It would have been fun to see what Napier could have done with Richardson next season, but, alas, A.R. is a quarterbacking project that the NFL will attempt to complete. The fact that Richardson was the only quality quarterback on Florida’s roster when Napier took over is, in itself, an indictment of former coach Dan Mullen’s recruiting.
Despite Mullen’s reputation as a great developer of quarterbacks, his QB legacy at UF was that he luckily inherited lightly recruited Kyle Trask, who only became a starter because of an injury and then went on to become Florida’s all-time single-season passing leader.
Here’s all you need to know: Mullen signed a total of two five-star recruits in his four years at Florida. Napier has two five-star quarterbacks committed to the Gators in the next two recruiting cycles.
Napier is vastly different than Mullen, who was a really good offensive game-planner and play-caller but didn’t have the drive or relentlessness needed to build a sustained winner. If you want to compete with Alabama’s Nick Saban and Georgia’s Kirby Smart, you have to match them financially, organizationally and, yes, perspirationally.
Also, unlike Mullen, Napier has all of the money and resources he needs. The Gators just opened a palatial $90 million football facility with every bell and whistle from cryotherapy chambers to barber shops to virtual reality rooms.
In a recent USA Today study, it was found that Florida is spending $6.2 million on 68 full-time football staff members. In comparison, Georgia is spending $4.8 million on 56 staff members. As I jokingly tweeted a few weeks ago, “I’m not saying Napier’s staff is bloated with unnecessary personnel, but does he really need a coffee coordinator and separate cream and sugar coordinators as well?”
Of course, when you get all of these resources, you better win and you better win fairly quickly. We’ve seen many coaches in the past go from the outhouse to the penthouse in their second seasons, including notable SEC coaches such as Saban, Smart and, most recently, Josh Heupel at Tennessee.
Even a couple of former Gators coaches hit it big in their second seasons. Will Muschamp won 11 games in Year 2 and Urban Meyer won the national championship in his sophomore season.
No, I’m not saying Napier is going to go from 6 wins to 12 wins next season, but I am saying he is going to figure it out and build a sustained winner in Gainesville.

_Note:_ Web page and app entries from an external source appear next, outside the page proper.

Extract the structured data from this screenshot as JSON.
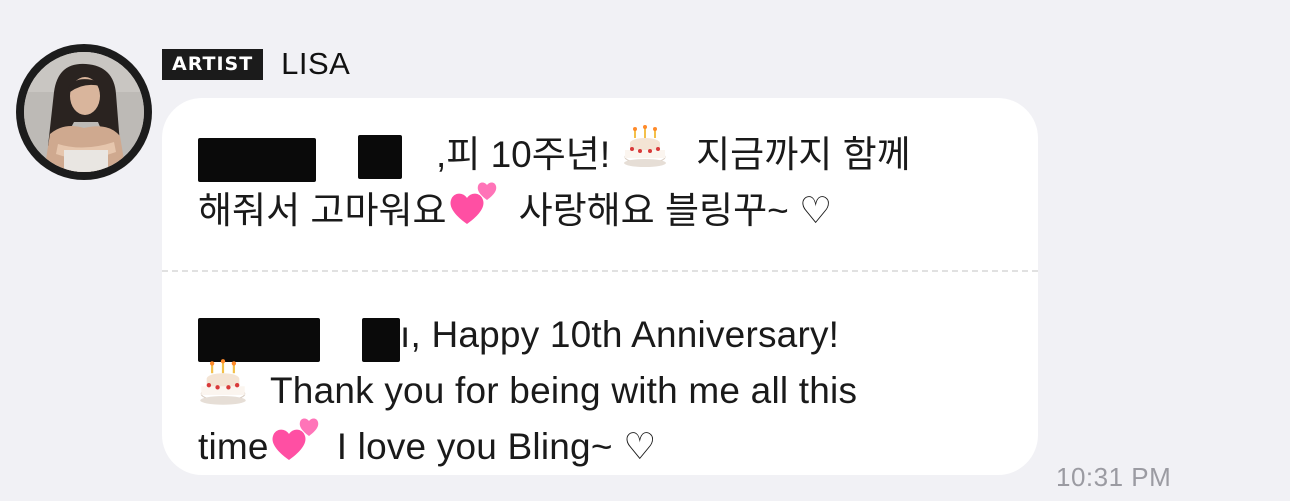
{
  "sender": {
    "badge": "ARTIST",
    "name": "LISA"
  },
  "message": {
    "korean_lines": [
      ",피 10주년!",
      "지금까지 함께",
      "해줘서 고마워요",
      "사랑해요 블링꾸~ ♡"
    ],
    "english_lines": [
      "ı, Happy 10th Anniversary!",
      "Thank you for being with me all this",
      "time",
      "I love you Bling~ ♡"
    ],
    "timestamp": "10:31 PM"
  },
  "icons": [
    "cake-emoji-icon",
    "two-hearts-emoji-icon"
  ],
  "colors": {
    "background": "#f1f1f5",
    "bubble": "#ffffff",
    "badge": "#1b1b1b",
    "timestamp": "#9b9ba2",
    "heart": "#ff4fa3"
  }
}
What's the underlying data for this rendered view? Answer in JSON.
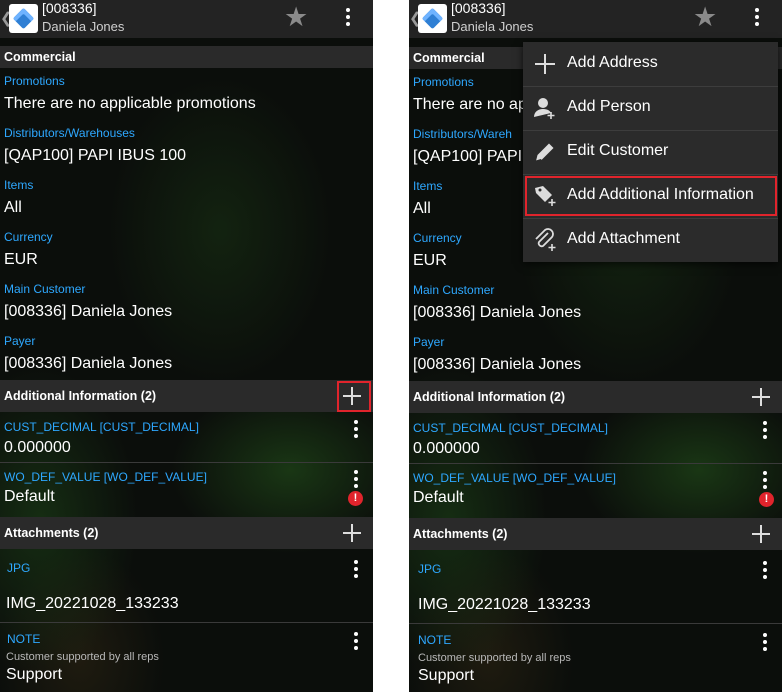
{
  "header": {
    "title": "[008336]",
    "subtitle": "Daniela Jones"
  },
  "commercial": {
    "title": "Commercial",
    "fields": [
      {
        "label": "Promotions",
        "value": "There are no applicable promotions"
      },
      {
        "label": "Distributors/Warehouses",
        "value": "[QAP100] PAPI IBUS 100"
      },
      {
        "label": "Items",
        "value": "All"
      },
      {
        "label": "Currency",
        "value": "EUR"
      },
      {
        "label": "Main Customer",
        "value": "[008336] Daniela Jones"
      },
      {
        "label": "Payer",
        "value": "[008336] Daniela Jones"
      }
    ]
  },
  "right_truncated": {
    "promotions": "There are no ap",
    "distributors_label": "Distributors/Wareh",
    "distributors_value": "[QAP100] PAPI"
  },
  "additional": {
    "title": "Additional Information (2)",
    "items": [
      {
        "label": "CUST_DECIMAL [CUST_DECIMAL]",
        "value": "0.000000"
      },
      {
        "label": "WO_DEF_VALUE [WO_DEF_VALUE]",
        "value": "Default",
        "alert": "!"
      }
    ]
  },
  "attachments": {
    "title": "Attachments (2)",
    "items": [
      {
        "label": "JPG",
        "value": "IMG_20221028_133233"
      },
      {
        "label": "NOTE",
        "note": "Customer supported by all reps",
        "value": "Support"
      }
    ]
  },
  "menu": {
    "items": [
      {
        "label": "Add Address",
        "icon": "plus-icon"
      },
      {
        "label": "Add Person",
        "icon": "person-add-icon"
      },
      {
        "label": "Edit Customer",
        "icon": "pencil-icon"
      },
      {
        "label": "Add Additional Information",
        "icon": "tag-add-icon"
      },
      {
        "label": "Add Attachment",
        "icon": "paperclip-icon"
      }
    ]
  },
  "colors": {
    "label_blue": "#2ea8ff",
    "highlight_red": "#e0242c",
    "header_bg": "#2a2a2a"
  }
}
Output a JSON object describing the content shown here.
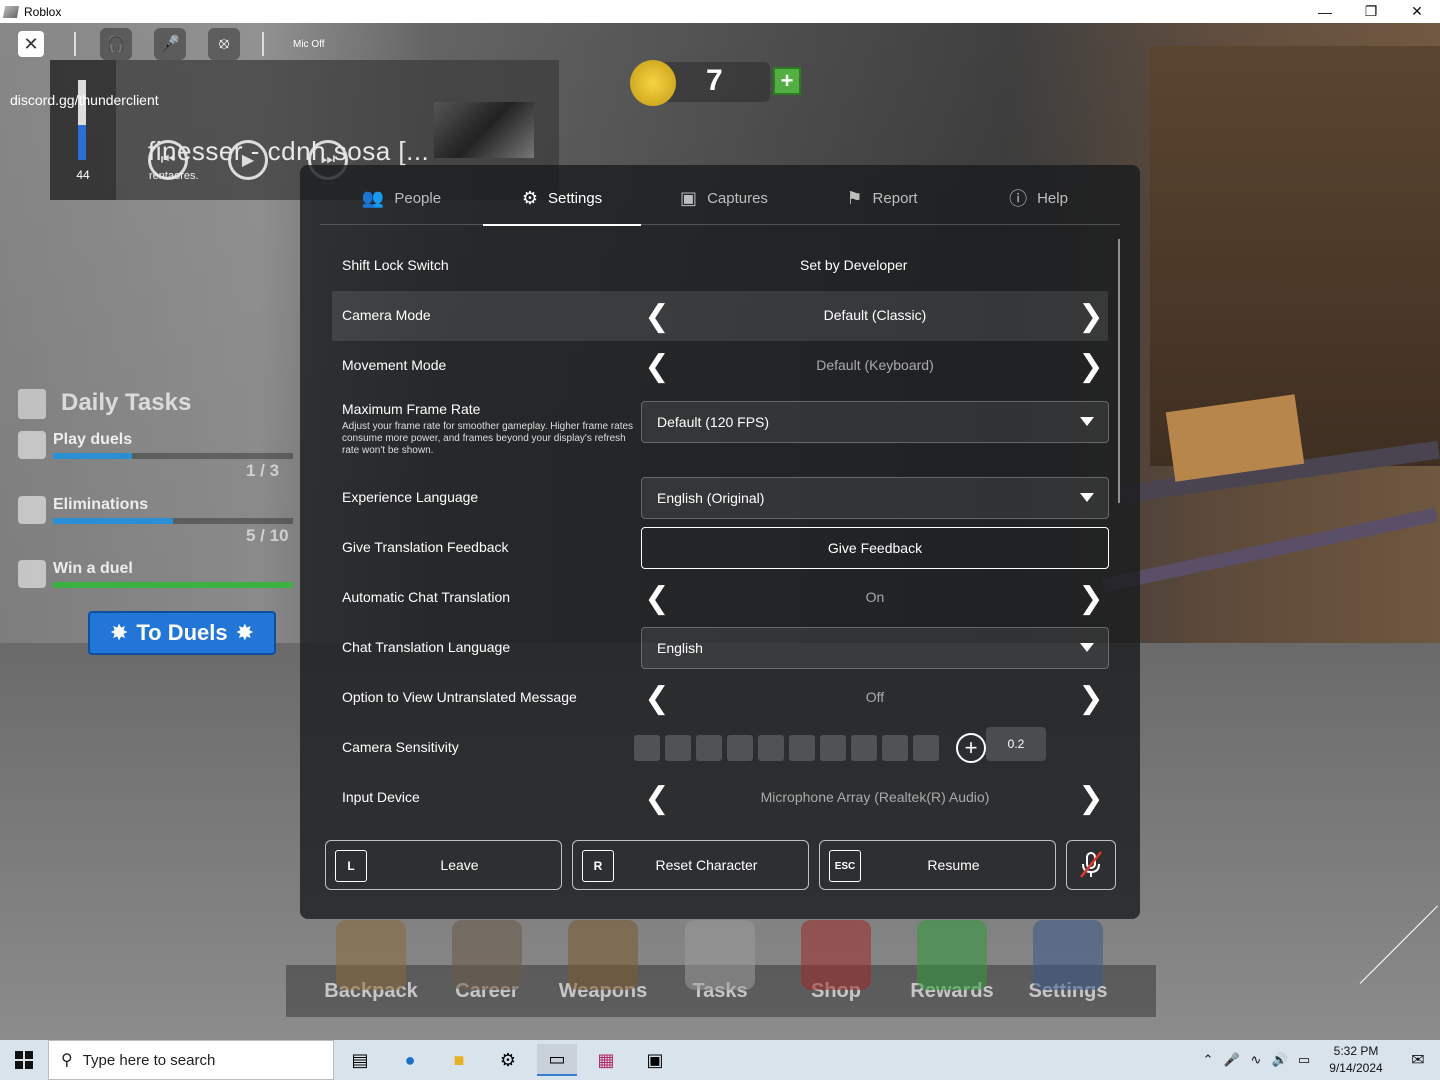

Mark my words, in two years, Florida fans will be celebrating Billy Napier and Saturday’s bowl loss to Oregon State will be just a forgotten blip in the evolution of his program.
Don’t fret, Gator Nation.
What just happened in Vegas will stay in Vegas.